TASK BRIEF: Return every record below exactly as written.

*** Opening of MATERIAL FOR THIS EXERCISE ***

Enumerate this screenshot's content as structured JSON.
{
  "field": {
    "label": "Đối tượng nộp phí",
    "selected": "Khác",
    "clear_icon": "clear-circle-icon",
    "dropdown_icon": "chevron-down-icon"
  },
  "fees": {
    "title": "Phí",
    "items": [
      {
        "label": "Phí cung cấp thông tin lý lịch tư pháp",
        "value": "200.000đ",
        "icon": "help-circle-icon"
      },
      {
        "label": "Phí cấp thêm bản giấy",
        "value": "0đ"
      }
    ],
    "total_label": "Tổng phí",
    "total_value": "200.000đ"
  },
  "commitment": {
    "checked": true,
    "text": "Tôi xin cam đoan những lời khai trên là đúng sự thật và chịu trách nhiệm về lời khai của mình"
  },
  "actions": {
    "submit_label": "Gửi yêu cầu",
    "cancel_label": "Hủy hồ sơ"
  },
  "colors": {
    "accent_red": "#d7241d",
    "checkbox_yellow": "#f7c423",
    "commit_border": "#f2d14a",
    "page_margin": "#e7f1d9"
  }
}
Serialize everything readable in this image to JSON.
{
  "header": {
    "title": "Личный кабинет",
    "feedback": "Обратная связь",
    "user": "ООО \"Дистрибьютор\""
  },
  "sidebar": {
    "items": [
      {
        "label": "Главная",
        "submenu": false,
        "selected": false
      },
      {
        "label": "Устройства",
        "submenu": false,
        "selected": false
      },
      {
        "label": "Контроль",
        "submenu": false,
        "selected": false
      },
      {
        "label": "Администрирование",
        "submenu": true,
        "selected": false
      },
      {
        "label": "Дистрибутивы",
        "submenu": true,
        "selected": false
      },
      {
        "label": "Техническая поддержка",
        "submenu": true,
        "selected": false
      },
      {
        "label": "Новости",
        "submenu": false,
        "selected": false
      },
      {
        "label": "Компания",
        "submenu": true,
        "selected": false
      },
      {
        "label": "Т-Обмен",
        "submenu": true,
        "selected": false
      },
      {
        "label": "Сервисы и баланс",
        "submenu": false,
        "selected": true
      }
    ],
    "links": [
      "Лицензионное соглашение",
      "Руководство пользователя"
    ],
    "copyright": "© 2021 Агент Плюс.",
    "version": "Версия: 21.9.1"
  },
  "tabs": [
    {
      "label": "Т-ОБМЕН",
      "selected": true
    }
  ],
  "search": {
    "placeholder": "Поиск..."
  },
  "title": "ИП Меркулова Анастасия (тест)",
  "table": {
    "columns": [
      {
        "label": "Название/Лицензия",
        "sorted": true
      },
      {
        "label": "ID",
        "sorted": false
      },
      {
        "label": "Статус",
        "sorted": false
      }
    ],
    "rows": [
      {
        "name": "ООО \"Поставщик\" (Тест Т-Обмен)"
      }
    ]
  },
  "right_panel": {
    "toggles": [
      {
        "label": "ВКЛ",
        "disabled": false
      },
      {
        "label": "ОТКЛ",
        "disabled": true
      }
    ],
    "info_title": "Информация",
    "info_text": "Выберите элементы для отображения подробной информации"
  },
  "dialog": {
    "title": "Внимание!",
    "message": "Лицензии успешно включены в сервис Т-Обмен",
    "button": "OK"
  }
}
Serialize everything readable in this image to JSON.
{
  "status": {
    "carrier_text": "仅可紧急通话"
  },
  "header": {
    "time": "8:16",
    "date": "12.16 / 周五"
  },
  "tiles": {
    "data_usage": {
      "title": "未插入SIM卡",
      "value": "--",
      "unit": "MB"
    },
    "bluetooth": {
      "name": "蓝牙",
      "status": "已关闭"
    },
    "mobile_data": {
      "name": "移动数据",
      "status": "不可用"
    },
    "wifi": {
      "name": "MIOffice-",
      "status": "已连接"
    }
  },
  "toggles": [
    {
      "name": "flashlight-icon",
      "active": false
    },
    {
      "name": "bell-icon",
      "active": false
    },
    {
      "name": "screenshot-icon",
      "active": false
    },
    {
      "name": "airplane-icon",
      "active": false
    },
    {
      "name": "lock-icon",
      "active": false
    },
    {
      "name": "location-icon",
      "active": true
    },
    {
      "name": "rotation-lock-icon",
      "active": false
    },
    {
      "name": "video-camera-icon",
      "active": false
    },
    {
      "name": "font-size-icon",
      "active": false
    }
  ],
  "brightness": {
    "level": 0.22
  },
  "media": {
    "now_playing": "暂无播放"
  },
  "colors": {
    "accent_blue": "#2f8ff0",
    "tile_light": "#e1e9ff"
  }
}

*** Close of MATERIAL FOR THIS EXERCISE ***

RESPONSE TO THE TASK:
Enumerate this screenshot's content as structured JSON.
{
  "field": {
    "label": "Đối tượng nộp phí",
    "selected": "Khác",
    "clear_icon": "clear-circle-icon",
    "dropdown_icon": "chevron-down-icon"
  },
  "fees": {
    "title": "Phí",
    "items": [
      {
        "label": "Phí cung cấp thông tin lý lịch tư pháp",
        "value": "200.000đ",
        "icon": "help-circle-icon"
      },
      {
        "label": "Phí cấp thêm bản giấy",
        "value": "0đ"
      }
    ],
    "total_label": "Tổng phí",
    "total_value": "200.000đ"
  },
  "commitment": {
    "checked": true,
    "text": "Tôi xin cam đoan những lời khai trên là đúng sự thật và chịu trách nhiệm về lời khai của mình"
  },
  "actions": {
    "submit_label": "Gửi yêu cầu",
    "cancel_label": "Hủy hồ sơ"
  },
  "colors": {
    "accent_red": "#d7241d",
    "checkbox_yellow": "#f7c423",
    "commit_border": "#f2d14a",
    "page_margin": "#e7f1d9"
  }
}
Serialize everything readable in this image to JSON.
{
  "header": {
    "title": "Личный кабинет",
    "feedback": "Обратная связь",
    "user": "ООО \"Дистрибьютор\""
  },
  "sidebar": {
    "items": [
      {
        "label": "Главная",
        "submenu": false,
        "selected": false
      },
      {
        "label": "Устройства",
        "submenu": false,
        "selected": false
      },
      {
        "label": "Контроль",
        "submenu": false,
        "selected": false
      },
      {
        "label": "Администрирование",
        "submenu": true,
        "selected": false
      },
      {
        "label": "Дистрибутивы",
        "submenu": true,
        "selected": false
      },
      {
        "label": "Техническая поддержка",
        "submenu": true,
        "selected": false
      },
      {
        "label": "Новости",
        "submenu": false,
        "selected": false
      },
      {
        "label": "Компания",
        "submenu": true,
        "selected": false
      },
      {
        "label": "Т-Обмен",
        "submenu": true,
        "selected": false
      },
      {
        "label": "Сервисы и баланс",
        "submenu": false,
        "selected": true
      }
    ],
    "links": [
      "Лицензионное соглашение",
      "Руководство пользователя"
    ],
    "copyright": "© 2021 Агент Плюс.",
    "version": "Версия: 21.9.1"
  },
  "tabs": [
    {
      "label": "Т-ОБМЕН",
      "selected": true
    }
  ],
  "search": {
    "placeholder": "Поиск..."
  },
  "title": "ИП Меркулова Анастасия (тест)",
  "table": {
    "columns": [
      {
        "label": "Название/Лицензия",
        "sorted": true
      },
      {
        "label": "ID",
        "sorted": false
      },
      {
        "label": "Статус",
        "sorted": false
      }
    ],
    "rows": [
      {
        "name": "ООО \"Поставщик\" (Тест Т-Обмен)"
      }
    ]
  },
  "right_panel": {
    "toggles": [
      {
        "label": "ВКЛ",
        "disabled": false
      },
      {
        "label": "ОТКЛ",
        "disabled": true
      }
    ],
    "info_title": "Информация",
    "info_text": "Выберите элементы для отображения подробной информации"
  },
  "dialog": {
    "title": "Внимание!",
    "message": "Лицензии успешно включены в сервис Т-Обмен",
    "button": "OK"
  }
}
Serialize everything readable in this image to JSON.
{
  "status": {
    "carrier_text": "仅可紧急通话"
  },
  "header": {
    "time": "8:16",
    "date": "12.16 / 周五"
  },
  "tiles": {
    "data_usage": {
      "title": "未插入SIM卡",
      "value": "--",
      "unit": "MB"
    },
    "bluetooth": {
      "name": "蓝牙",
      "status": "已关闭"
    },
    "mobile_data": {
      "name": "移动数据",
      "status": "不可用"
    },
    "wifi": {
      "name": "MIOffice-",
      "status": "已连接"
    }
  },
  "toggles": [
    {
      "name": "flashlight-icon",
      "active": false
    },
    {
      "name": "bell-icon",
      "active": false
    },
    {
      "name": "screenshot-icon",
      "active": false
    },
    {
      "name": "airplane-icon",
      "active": false
    },
    {
      "name": "lock-icon",
      "active": false
    },
    {
      "name": "location-icon",
      "active": true
    },
    {
      "name": "rotation-lock-icon",
      "active": false
    },
    {
      "name": "video-camera-icon",
      "active": false
    },
    {
      "name": "font-size-icon",
      "active": false
    }
  ],
  "brightness": {
    "level": 0.22
  },
  "media": {
    "now_playing": "暂无播放"
  },
  "colors": {
    "accent_blue": "#2f8ff0",
    "tile_light": "#e1e9ff"
  }
}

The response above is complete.